On June 17, the U.S. Justice Department filed a legal brief in Arkansas stating Act 626 is unconstitutional. They argue the law violates the right to equal protection under the law, as granted by the U.S. Constitution’s 14th Amendment.
What’s at risk for Arkansas’s trans youth
Negative outcomes are associated with depriving transgender youth with medically necessary treatment. Studies have shown that transgender youth have higher rates of mental health problems. They are also at increased risk of harassment, bullying, violence, and are more likely to commit suicide. The Arkansas Children’s Hospital has already reported multiple suicide attempts by transgender youth after the statute was put in place due to the uncertainty of their medical rights.
Gender-affirming care has been shown to have a positive effect on the mental health functioning of transgender youth. Worse mental health outcomes are present for youth who attain transitioning-related treatments at a later age in life. Receiving gender-affirming treatment at an older age will also put transgender individuals at a higher risk of being affected by gender dysphoria, discomfort and distress associated with an individual’s gender identity differing from the sex they were assigned at birth. To create better mental health outcomes for transgender youth, we must come to realize that gender-affirming care is life-saving care.
The Affordable Care Act helped to prohibit discrimination for the LGBTQIA+ community. If Act 626 goes into effect next month, it will undue a lot of hard work that was put into place to ensure equal access to care for transgender youth. With the lawsuit underway between ACLU against the state of Arkansas, many are hopeful that transgender youth in Arkansas will not lose their healthcare benefits and medical rights. Every major medical association within the United States, including the American Medical Association, American Academy of Pediatrics, and the American Academy of Child and Adolescent Psychiatry have issued statements of support for providing adolescents gender-affirming care.
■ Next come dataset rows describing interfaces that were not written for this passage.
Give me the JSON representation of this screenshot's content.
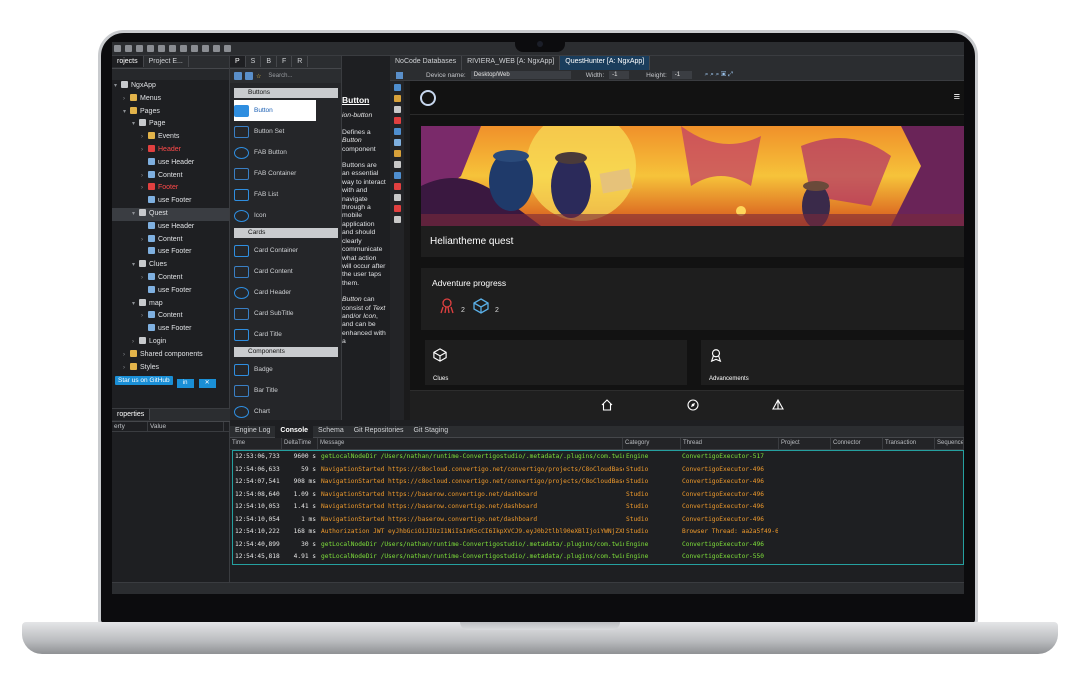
{
  "left_panel": {
    "tabs": [
      "rojects",
      "Project E..."
    ],
    "tree": [
      {
        "label": "NgxApp",
        "indent": 0,
        "icon": "page",
        "arrow": "▾"
      },
      {
        "label": "Menus",
        "indent": 1,
        "icon": "folder",
        "arrow": "›"
      },
      {
        "label": "Pages",
        "indent": 1,
        "icon": "folder",
        "arrow": "▾"
      },
      {
        "label": "Page",
        "indent": 2,
        "icon": "page",
        "arrow": "▾"
      },
      {
        "label": "Events",
        "indent": 3,
        "icon": "folder",
        "arrow": "›"
      },
      {
        "label": "Header",
        "indent": 3,
        "icon": "red",
        "arrow": "›",
        "red": true
      },
      {
        "label": "use Header",
        "indent": 3,
        "icon": "comp",
        "arrow": ""
      },
      {
        "label": "Content",
        "indent": 3,
        "icon": "comp",
        "arrow": "›"
      },
      {
        "label": "Footer",
        "indent": 3,
        "icon": "red",
        "arrow": "›",
        "red": true
      },
      {
        "label": "use Footer",
        "indent": 3,
        "icon": "comp",
        "arrow": ""
      },
      {
        "label": "Quest",
        "indent": 2,
        "icon": "page",
        "arrow": "▾",
        "selected": true
      },
      {
        "label": "use Header",
        "indent": 3,
        "icon": "comp",
        "arrow": ""
      },
      {
        "label": "Content",
        "indent": 3,
        "icon": "comp",
        "arrow": "›"
      },
      {
        "label": "use Footer",
        "indent": 3,
        "icon": "comp",
        "arrow": ""
      },
      {
        "label": "Clues",
        "indent": 2,
        "icon": "page",
        "arrow": "▾"
      },
      {
        "label": "Content",
        "indent": 3,
        "icon": "comp",
        "arrow": "›"
      },
      {
        "label": "use Footer",
        "indent": 3,
        "icon": "comp",
        "arrow": ""
      },
      {
        "label": "map",
        "indent": 2,
        "icon": "page",
        "arrow": "▾"
      },
      {
        "label": "Content",
        "indent": 3,
        "icon": "comp",
        "arrow": "›"
      },
      {
        "label": "use Footer",
        "indent": 3,
        "icon": "comp",
        "arrow": ""
      },
      {
        "label": "Login",
        "indent": 2,
        "icon": "page",
        "arrow": "›"
      },
      {
        "label": "Shared components",
        "indent": 1,
        "icon": "folder",
        "arrow": "›"
      },
      {
        "label": "Styles",
        "indent": 1,
        "icon": "folder",
        "arrow": "›"
      }
    ],
    "github_button": "Star us on GitHub",
    "properties_tab": "roperties",
    "prop_col_property": "erty",
    "prop_col_value": "Value"
  },
  "palette": {
    "tabs": [
      "P",
      "S",
      "B",
      "F",
      "R"
    ],
    "search_placeholder": "Search...",
    "categories": [
      {
        "name": "Buttons",
        "items": [
          "Button",
          "Button Set",
          "FAB Button",
          "FAB Container",
          "FAB List",
          "Icon"
        ]
      },
      {
        "name": "Cards",
        "items": [
          "Card Container",
          "Card Content",
          "Card Header",
          "Card SubTitle",
          "Card Title"
        ]
      },
      {
        "name": "Components",
        "items": [
          "Badge",
          "Bar Title",
          "Chart"
        ]
      }
    ],
    "selected_item": "Button"
  },
  "doc": {
    "title": "Button",
    "tag": "ion-button",
    "p1_pre": "Defines a ",
    "p1_em": "Button",
    "p1_post": " component",
    "p2": "Buttons are an essential way to interact with and navigate through a mobile application and should clearly communicate what action will occur after the user taps them.",
    "p3_em1": "Button",
    "p3_mid": " can consist of ",
    "p3_em2": "Text",
    "p3_mid2": " and/or ",
    "p3_em3": "Icon",
    "p3_post": ", and can be enhanced with a"
  },
  "editor": {
    "tabs": [
      "NoCode Databases",
      "RIVIERA_WEB [A: NgxApp]",
      "QuestHunter [A: NgxApp]"
    ],
    "active_tab": 2,
    "device_label": "Device name:",
    "device_value": "Desktop/Web",
    "width_label": "Width:",
    "width_value": "-1",
    "height_label": "Height:",
    "height_value": "-1"
  },
  "app": {
    "hero_title": "Heliantheme quest",
    "progress_title": "Adventure progress",
    "progress_stats": [
      {
        "icon": "kraken-icon",
        "value": "2"
      },
      {
        "icon": "cube-icon",
        "value": "2"
      }
    ],
    "cards": [
      "Clues",
      "Advancements"
    ],
    "menu_icon": "≡"
  },
  "bottom": {
    "tabs": [
      "Engine Log",
      "Console",
      "Schema",
      "Git Repositories",
      "Git Staging"
    ],
    "columns": [
      "Time",
      "DeltaTime",
      "Message",
      "Category",
      "Thread",
      "Project",
      "Connector",
      "Transaction",
      "Sequence"
    ],
    "rows": [
      {
        "time": "12:53:06,733",
        "delta": "9600 s",
        "msg": "getLocalNodeDir /Users/nathan/runtime-Convertigostudio/.metadata/.plugins/com.twins",
        "cat": "Engine",
        "thread": "ConvertigoExecutor-517",
        "color": "green"
      },
      {
        "time": "12:54:06,633",
        "delta": "59 s",
        "msg": "NavigationStarted https://c8ocloud.convertigo.net/convertigo/projects/C8oCloudBaser",
        "cat": "Studio",
        "thread": "ConvertigoExecutor-496",
        "color": "orange"
      },
      {
        "time": "12:54:07,541",
        "delta": "908 ms",
        "msg": "NavigationStarted https://c8ocloud.convertigo.net/convertigo/projects/C8oCloudBaser",
        "cat": "Studio",
        "thread": "ConvertigoExecutor-496",
        "color": "orange"
      },
      {
        "time": "12:54:08,640",
        "delta": "1.09 s",
        "msg": "NavigationStarted https://baserow.convertigo.net/dashboard",
        "cat": "Studio",
        "thread": "ConvertigoExecutor-496",
        "color": "orange"
      },
      {
        "time": "12:54:10,053",
        "delta": "1.41 s",
        "msg": "NavigationStarted https://baserow.convertigo.net/dashboard",
        "cat": "Studio",
        "thread": "ConvertigoExecutor-496",
        "color": "orange"
      },
      {
        "time": "12:54:10,054",
        "delta": "1 ms",
        "msg": "NavigationStarted https://baserow.convertigo.net/dashboard",
        "cat": "Studio",
        "thread": "ConvertigoExecutor-496",
        "color": "orange"
      },
      {
        "time": "12:54:10,222",
        "delta": "168 ms",
        "msg": "Authorization JWT eyJhbGciOiJIUzI1NiIsInR5cCI6IkpXVCJ9.eyJ0b2tlbl90eXBlIjoiYWNjZXNz",
        "cat": "Studio",
        "thread": "Browser Thread: aa2a5f49-6",
        "color": "orange"
      },
      {
        "time": "12:54:40,899",
        "delta": "30 s",
        "msg": "getLocalNodeDir /Users/nathan/runtime-Convertigostudio/.metadata/.plugins/com.twins",
        "cat": "Engine",
        "thread": "ConvertigoExecutor-496",
        "color": "green"
      },
      {
        "time": "12:54:45,818",
        "delta": "4.91 s",
        "msg": "getLocalNodeDir /Users/nathan/runtime-Convertigostudio/.metadata/.plugins/com.twins",
        "cat": "Engine",
        "thread": "ConvertigoExecutor-550",
        "color": "green"
      }
    ]
  },
  "colors": {
    "accent": "#1a8fd6",
    "green_log": "#7ee03a",
    "orange_log": "#ef9a2c",
    "red_node": "#ff4a4a"
  }
}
Taking away access to gender-affirming care has the potential to cause financial burdens to transgender youth and their families due to having to access medical care outside of the state. Also, removing accessibility to life-saving treatments has the potential to create devastating mental health outcomes and cost us the lives of transgender youth throughout the state. We know that this policy will also disproportionately affect those dealing with the intersectionality of their identity. This means that transgender youth of color, transgender youth in low-income families, transgender youth in mixed-immigration-status families, will be impacted most if this law is put into place. In a month of pride for the LGBTQIA+ community, the potential consequences of this legislation is something Arkansas should not be proud of.